From St. Martin to Cancún: Tourism poetry of Lasana Sekou under critical microscope in Mexico

Writings on tourism by St. Martin poet Lasana Sekou (photo) reviewed by literary critic David Anuar in Mexican art and literature magazine Tropo.


GREAT BAY, St. Martin —Literary critic David Anuar has placed Lasana Sekou’s poetry about tourism under a microscope in the new edition of the Mexican cultural journal, Tropo a la uña, a said Jacqueline Sample of House of Nehesi Publishers (HNP).

“Lasana Sekou: turismo e inautenticidad del ser,” roughly translated as “Lasana Sekou: tourism and inauthenticity of being,” is the title of Anuar’s five-page scholarly treatment of Sekou’s poems about tourism in St. Martin from his books published by HNP, Born Here (1986) and The Salt Reaper (2004, 2005)

“Of particular interest to me, as a poet, writer and literary critic born in Cancún, a city valued for its tourism, has been reading the poems in which Sekou addresses the neocolonial dependence generated by the economic dynamism of tourism,” wrote Anuar.

Anuar’s critical review is in Spanish.
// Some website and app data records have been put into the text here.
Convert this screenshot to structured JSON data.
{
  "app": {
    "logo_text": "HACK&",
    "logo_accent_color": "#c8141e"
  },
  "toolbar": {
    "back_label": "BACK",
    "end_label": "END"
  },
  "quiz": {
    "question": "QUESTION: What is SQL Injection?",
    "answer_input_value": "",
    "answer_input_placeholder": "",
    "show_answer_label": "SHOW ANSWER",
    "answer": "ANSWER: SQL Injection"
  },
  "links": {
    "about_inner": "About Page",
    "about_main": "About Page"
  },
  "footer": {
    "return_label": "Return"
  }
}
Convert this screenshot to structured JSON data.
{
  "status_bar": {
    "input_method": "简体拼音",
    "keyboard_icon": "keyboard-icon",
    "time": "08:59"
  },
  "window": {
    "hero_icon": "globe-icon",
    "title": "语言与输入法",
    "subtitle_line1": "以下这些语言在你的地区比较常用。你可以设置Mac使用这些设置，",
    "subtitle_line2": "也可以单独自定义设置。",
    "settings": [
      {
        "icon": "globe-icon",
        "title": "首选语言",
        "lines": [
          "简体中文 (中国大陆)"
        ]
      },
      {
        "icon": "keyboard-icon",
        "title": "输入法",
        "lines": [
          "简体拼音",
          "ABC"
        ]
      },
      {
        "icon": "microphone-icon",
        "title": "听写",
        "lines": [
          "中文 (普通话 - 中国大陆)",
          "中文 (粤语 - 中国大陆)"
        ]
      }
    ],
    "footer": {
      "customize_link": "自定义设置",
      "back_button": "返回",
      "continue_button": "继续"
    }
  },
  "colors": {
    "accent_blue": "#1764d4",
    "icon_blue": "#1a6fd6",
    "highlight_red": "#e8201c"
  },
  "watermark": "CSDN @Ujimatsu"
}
The poems he wrote about are also collected in Pelican Heart (2010), the bilingual anthology of Sekou’s work edited by the erudite Cuban literary historian Emilio Jorge Rodriguez, said Sample.

“These poems present a lyrical voice that testifies to the other side of the tourism coin, that is, they do not give a subaltern look, because they do not place us in the tourist’s vision, but rather they position themselves in the place of the locals, and like these they react in their daily life to tourism as a social phenomenon that reproduces neocolonial relations of dominance,” wrote Anuar.

Anuar cites other Caribbean and Latin American authors in his discussion as well. He argues that Sekou is positing that the Caribbean people have the possibility to look for (to realize) their authentic existence rather than a mimic one or one of any imperialistic configuration (, p. 36).

Anuar’s take on Sekou’s poetry makes St. Martin known at different levels in different worlds. It allows more people to also see that tourism, literary authenticity, and the fight for cultural originality or identity in St. Martin and in a major world tourism center like Cancún, Mexico, can be evaluated, even compared critically in socio-economic ways, said Sample.

In fact, Anuar concludes his paper with what is arguably a startling comparison between the Caribbean island and his Mexican city: “And this is the great paradox that, a (like) society that lives on tourism, also beats in our blood: what feeds me, denies me.”